Description of the task - Check every line of the data for the string "true" and copy the ones that have it.

Data listing -
● ● ● ● ● ● ●

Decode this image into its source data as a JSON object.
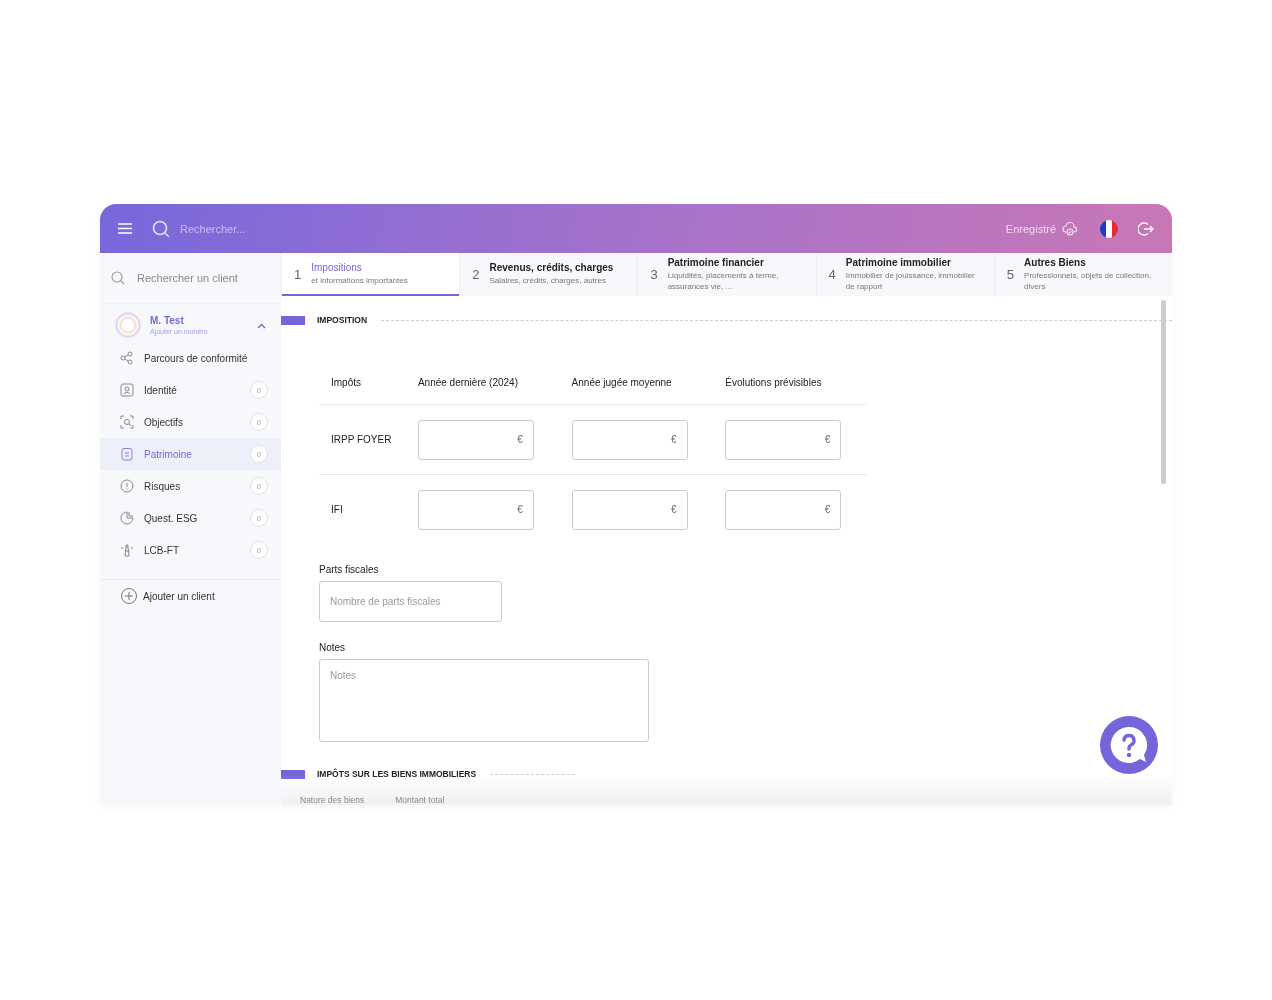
{
  "header": {
    "search_placeholder": "Rechercher...",
    "save_status": "Enregistré"
  },
  "sidebar": {
    "search_placeholder": "Rechercher un client",
    "client": {
      "name": "M. Test",
      "subtitle": "Ajouter un numéro",
      "expanded": true
    },
    "items": [
      {
        "label": "Parcours de conformité",
        "selected": false
      },
      {
        "label": "Identité",
        "count": "0",
        "selected": false
      },
      {
        "label": "Objectifs",
        "count": "0",
        "selected": false
      },
      {
        "label": "Patrimoine",
        "count": "0",
        "selected": true
      },
      {
        "label": "Risques",
        "count": "0",
        "selected": false
      },
      {
        "label": "Quest. ESG",
        "count": "0",
        "selected": false
      },
      {
        "label": "LCB-FT",
        "count": "0",
        "selected": false
      }
    ],
    "add_client": "Ajouter un client"
  },
  "steps": [
    {
      "number": "1",
      "title": "Impositions",
      "subtitle": "et informations importantes",
      "selected": true
    },
    {
      "number": "2",
      "title": "Revenus, crédits, charges",
      "subtitle": "Salaires, crédits, charges, autres",
      "selected": false
    },
    {
      "number": "3",
      "title": "Patrimoine financier",
      "subtitle": "Liquidités, placements à terme, assurances vie, ...",
      "selected": false
    },
    {
      "number": "4",
      "title": "Patrimoine immobilier",
      "subtitle": "Immobilier de jouissance, immobilier de rapport",
      "selected": false
    },
    {
      "number": "5",
      "title": "Autres Biens",
      "subtitle": "Professionnels, objets de collection, divers",
      "selected": false
    }
  ],
  "imposition": {
    "title": "IMPOSITION",
    "columns": [
      "Impôts",
      "Année dernière (2024)",
      "Année jugée moyenne",
      "Évolutions prévisibles"
    ],
    "rows": [
      {
        "cells": [
          "IRPP FOYER",
          "€",
          "€",
          "€"
        ]
      },
      {
        "cells": [
          "IFI",
          "€",
          "€",
          "€"
        ]
      }
    ],
    "parts_fiscales": {
      "label": "Parts fiscales",
      "placeholder": "Nombre de parts fiscales"
    },
    "notes": {
      "label": "Notes",
      "placeholder": "Notes"
    }
  },
  "real_estate_tax": {
    "title": "IMPÔTS SUR LES BIENS IMMOBILIERS",
    "columns": [
      "Nature des biens",
      "Montant total"
    ]
  }
}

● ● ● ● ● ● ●

Your response -
      "expanded": true
        "selected": true
      "selected": true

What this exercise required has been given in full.